Poor fielding cost us the game - Gibson

Fielding cost us the game tonight - Gibson (2:00)

South Africa coach Ottis Gibson reflects on where his side could improve after their T20I series loss to India in Cape Town (2:00)

Not only did India win twice as many matches as South Africa during this tour, with the final scoreline reading 8-4, but they also out-fielded a home side that has made its name on athleticism. At Newlands, where India won the deciding T20 by seven runs, the quality of the teams' groundwork was noticeably different. The hosts put down two chances and made several other clumsy errors that ultimately cost them the series, while the visitors barely put a foot wrong in the field.

"The difference would have been fielding. The fumbles would have cost us the game," Ottis Gibson, South Africa's coach admitted, after the match.

Shikhar Dhawan was let off twice by Tabraiz Shamsi on 9 and 34, and South Africa paid dearly for it. He went on to top-score with 47 and laid the platform for India to finish on 172.

While stand-in captain Rohit Sharma thought the total was "maybe 15 runs," short, history suggested it could be enough. Only once had a target higher than that been successfully chased down in a T20 at this venue - by Australia, who hunted down 179 two years ago. Suresh Raina, who partnered Dhawan in a second-wicket stand of 65, believed India had enough. "With 170 when you have Bhuvi, Bumrah, Hardik, you can easily win, with a good fielding unit," Raina said.

India's effort was not perfect - the first boundary hit by Reeza Hendricks threatened to graze the fingertips of Axar Patel at backward point - and a misfield in the penultimate over allowed Christiaan Jonker to take a second run when things were getting tight, but they were much better than South Africa in all aspects. "We bowled well with good variations," Raina said. "When you are chasing 170, you need to have a good first six overs."

South Africa were only allowed to score 25 runs in the Powerplay and their required run rate shot up past 10 runs an over. In particular, the seamers' use of the knuckle ball got the better of South Africa's batsmen, who are used to pace. Across formats, India's pacemen have impressed, be it by exploiting what South Africa hoped would be home advantage in the Tests, adjusting to surfaces that seemed subcontinental in nature at times at SuperSport Park, or just playing with lengths with the white-ball.

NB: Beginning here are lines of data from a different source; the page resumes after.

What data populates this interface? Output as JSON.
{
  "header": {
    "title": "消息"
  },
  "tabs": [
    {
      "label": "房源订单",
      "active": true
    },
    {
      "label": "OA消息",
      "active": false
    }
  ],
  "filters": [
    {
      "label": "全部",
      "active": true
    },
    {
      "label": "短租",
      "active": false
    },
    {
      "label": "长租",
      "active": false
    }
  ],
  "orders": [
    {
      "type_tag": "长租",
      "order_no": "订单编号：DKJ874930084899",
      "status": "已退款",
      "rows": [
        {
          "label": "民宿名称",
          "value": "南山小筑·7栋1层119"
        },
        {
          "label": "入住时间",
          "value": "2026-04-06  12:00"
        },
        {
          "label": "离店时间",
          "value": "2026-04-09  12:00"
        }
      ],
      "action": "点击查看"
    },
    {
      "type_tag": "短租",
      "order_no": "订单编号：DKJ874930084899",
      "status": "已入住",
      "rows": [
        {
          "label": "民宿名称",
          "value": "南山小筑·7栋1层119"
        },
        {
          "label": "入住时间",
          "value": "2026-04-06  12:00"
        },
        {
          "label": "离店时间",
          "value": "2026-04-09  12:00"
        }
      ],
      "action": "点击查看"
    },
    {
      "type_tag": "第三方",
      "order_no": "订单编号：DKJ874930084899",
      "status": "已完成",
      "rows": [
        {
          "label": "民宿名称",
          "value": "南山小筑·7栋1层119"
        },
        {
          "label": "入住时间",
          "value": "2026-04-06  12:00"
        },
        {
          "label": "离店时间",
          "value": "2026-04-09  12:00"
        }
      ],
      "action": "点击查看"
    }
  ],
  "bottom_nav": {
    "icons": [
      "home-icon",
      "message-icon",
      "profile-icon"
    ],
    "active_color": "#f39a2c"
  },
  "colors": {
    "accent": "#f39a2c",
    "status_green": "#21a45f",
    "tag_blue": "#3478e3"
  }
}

The result was India's best performance in South Africa, something they will use to lay the foundations for future tours. "We showed what we can achieve as a team in South Africa. No team has ever done it before," Raina said. "That confidence in the dressing room gave us a lot of licence to express ourselves."

Raina was only part of the T20 squad and hoped to use these matches to make a case to play the 2019 World Cup. "I worked really hard for the last two years and I've been hoping I would play for India again," Raina said. "I have worked really hard on my game and my mental toughness."

Overall, every member of the Indian side displayed a resilience South Africa may not have been expecting, and some have suggested the only thing that stood between India and all three trophies was team selection. Ajinkya Rahane was not included in the XI until the third Test, which India won, while Bhuvneshwar Kumar was left out of the Centurion Test, where he may have made a difference.

"We don't want to be too greedy. We are happy with two trophies," Bhuvneshwar said. "Hopefully next time we come, it will be all three."